**TASK**
The answer must be every line below that holds the word "background".

*** RECORDS FOR THE EXERCISE Section Begins ***

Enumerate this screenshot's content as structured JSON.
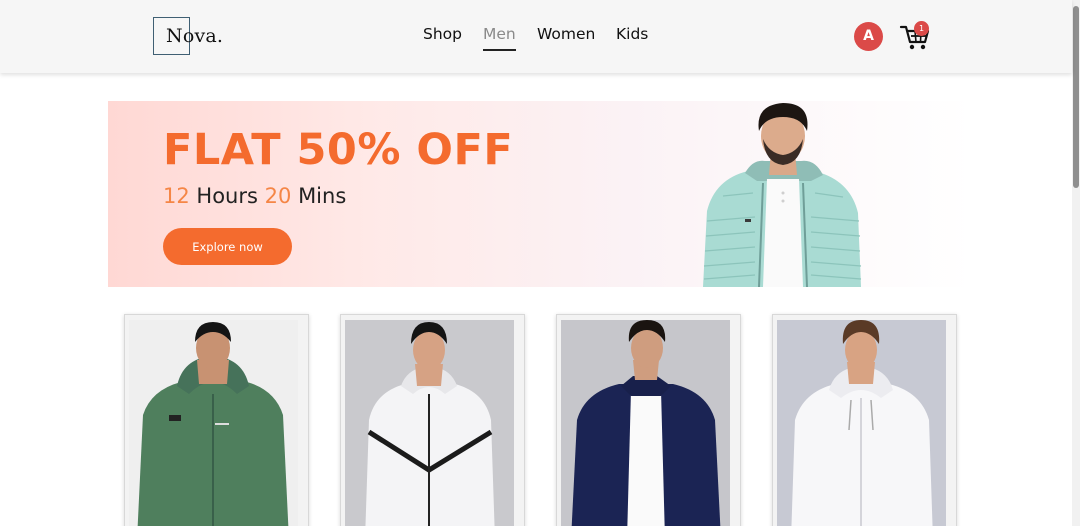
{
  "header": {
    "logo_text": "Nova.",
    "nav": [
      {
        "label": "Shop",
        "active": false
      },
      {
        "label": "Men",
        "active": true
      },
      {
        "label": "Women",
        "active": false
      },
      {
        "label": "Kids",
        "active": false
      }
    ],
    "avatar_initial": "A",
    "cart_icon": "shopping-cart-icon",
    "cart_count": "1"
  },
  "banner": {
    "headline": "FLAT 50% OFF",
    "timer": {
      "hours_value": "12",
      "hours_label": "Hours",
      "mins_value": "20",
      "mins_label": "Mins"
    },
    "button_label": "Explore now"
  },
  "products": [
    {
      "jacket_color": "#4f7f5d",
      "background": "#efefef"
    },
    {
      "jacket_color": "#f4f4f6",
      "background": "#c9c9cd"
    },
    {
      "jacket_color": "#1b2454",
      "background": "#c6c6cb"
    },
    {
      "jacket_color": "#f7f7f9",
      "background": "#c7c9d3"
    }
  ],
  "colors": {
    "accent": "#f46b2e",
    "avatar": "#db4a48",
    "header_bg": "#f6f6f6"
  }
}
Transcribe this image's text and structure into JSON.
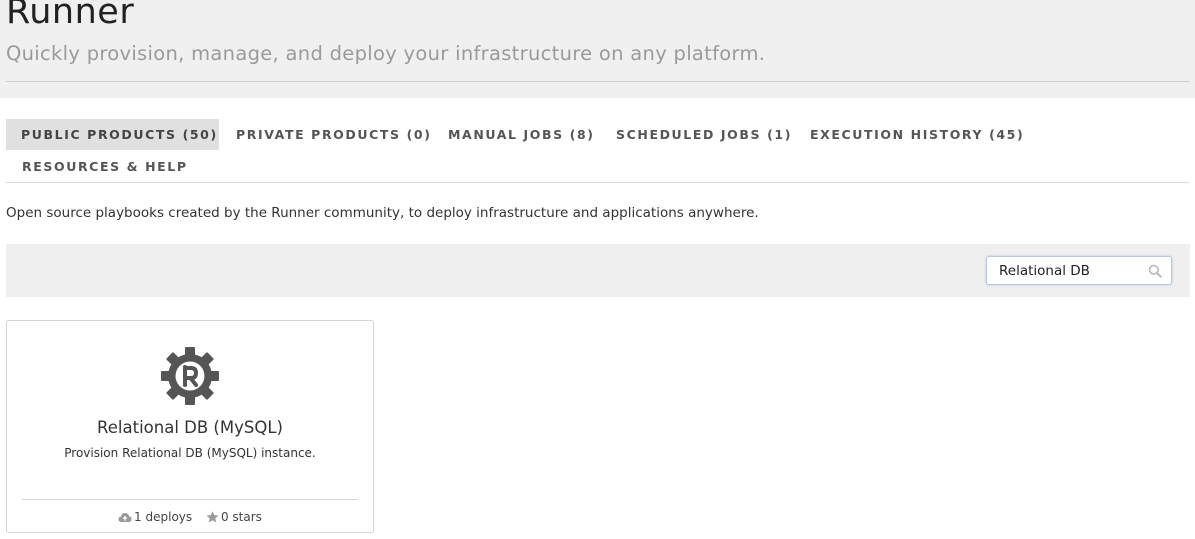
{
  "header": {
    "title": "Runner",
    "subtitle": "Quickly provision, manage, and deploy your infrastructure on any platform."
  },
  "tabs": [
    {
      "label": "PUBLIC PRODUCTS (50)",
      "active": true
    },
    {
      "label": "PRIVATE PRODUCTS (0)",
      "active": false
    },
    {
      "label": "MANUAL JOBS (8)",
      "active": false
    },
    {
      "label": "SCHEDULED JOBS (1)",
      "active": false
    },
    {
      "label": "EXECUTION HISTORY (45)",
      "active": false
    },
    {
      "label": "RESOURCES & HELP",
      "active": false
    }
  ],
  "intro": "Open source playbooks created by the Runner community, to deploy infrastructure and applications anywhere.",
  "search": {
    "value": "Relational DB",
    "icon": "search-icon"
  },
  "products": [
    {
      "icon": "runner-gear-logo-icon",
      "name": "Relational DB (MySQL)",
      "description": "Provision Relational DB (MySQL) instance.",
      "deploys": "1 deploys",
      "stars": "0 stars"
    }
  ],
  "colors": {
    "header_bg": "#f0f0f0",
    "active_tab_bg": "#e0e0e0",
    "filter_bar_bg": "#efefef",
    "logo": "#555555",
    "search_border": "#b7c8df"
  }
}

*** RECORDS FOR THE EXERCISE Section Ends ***
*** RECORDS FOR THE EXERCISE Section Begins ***

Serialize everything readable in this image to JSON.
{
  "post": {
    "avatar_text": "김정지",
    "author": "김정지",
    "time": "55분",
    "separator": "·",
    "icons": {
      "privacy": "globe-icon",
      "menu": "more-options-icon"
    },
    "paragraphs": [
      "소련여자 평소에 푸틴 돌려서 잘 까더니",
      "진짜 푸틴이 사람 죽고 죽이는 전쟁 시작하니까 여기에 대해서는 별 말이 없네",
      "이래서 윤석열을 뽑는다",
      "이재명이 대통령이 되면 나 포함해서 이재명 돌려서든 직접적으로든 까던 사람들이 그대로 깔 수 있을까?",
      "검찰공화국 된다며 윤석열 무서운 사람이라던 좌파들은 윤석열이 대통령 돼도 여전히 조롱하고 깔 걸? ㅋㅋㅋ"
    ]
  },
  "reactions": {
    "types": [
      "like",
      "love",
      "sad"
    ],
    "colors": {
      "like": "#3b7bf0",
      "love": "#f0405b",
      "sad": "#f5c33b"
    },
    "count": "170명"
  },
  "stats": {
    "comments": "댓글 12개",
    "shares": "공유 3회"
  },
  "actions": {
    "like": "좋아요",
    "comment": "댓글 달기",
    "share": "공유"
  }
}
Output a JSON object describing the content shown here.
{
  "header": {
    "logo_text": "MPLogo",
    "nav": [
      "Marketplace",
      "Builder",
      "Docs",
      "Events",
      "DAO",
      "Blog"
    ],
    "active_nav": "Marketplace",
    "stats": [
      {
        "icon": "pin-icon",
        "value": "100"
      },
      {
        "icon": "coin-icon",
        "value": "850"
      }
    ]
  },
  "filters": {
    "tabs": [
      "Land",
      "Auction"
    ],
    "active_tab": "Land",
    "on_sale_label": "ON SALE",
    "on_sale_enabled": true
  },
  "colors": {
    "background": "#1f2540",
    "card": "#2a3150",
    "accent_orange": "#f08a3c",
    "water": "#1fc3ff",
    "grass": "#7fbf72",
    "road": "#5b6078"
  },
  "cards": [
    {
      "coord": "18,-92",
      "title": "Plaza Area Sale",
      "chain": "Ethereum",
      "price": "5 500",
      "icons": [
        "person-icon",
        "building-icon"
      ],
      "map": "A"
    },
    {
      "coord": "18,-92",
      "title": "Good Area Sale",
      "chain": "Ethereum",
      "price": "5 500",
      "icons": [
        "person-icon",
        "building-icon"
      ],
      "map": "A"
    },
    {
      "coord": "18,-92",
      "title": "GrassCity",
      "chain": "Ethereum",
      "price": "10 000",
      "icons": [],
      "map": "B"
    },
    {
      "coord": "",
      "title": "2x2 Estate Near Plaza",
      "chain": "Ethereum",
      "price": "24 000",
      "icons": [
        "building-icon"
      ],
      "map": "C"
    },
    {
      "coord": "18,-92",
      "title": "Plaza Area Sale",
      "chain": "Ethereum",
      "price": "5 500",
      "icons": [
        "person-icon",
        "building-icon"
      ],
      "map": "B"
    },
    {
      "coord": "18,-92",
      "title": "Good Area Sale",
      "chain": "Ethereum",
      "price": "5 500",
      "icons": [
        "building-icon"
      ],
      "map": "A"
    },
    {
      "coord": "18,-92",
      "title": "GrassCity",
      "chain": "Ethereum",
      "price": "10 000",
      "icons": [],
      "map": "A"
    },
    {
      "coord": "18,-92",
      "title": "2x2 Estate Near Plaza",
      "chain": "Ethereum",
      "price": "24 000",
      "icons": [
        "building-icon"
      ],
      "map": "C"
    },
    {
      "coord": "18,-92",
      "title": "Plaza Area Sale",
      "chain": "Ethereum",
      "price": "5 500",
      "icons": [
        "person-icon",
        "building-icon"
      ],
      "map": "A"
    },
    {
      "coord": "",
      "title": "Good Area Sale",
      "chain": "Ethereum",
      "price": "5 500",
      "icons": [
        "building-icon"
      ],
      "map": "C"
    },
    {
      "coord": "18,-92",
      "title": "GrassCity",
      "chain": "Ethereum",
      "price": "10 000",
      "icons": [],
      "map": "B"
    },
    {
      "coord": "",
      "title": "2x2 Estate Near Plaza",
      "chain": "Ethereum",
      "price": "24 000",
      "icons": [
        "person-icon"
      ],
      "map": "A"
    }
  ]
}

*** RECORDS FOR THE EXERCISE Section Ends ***

**RESULT**
      "background": "#efefef"
      "background": "#c9c9cd"
      "background": "#c6c6cb"
      "background": "#c7c9d3"
    "background": "#1f2540",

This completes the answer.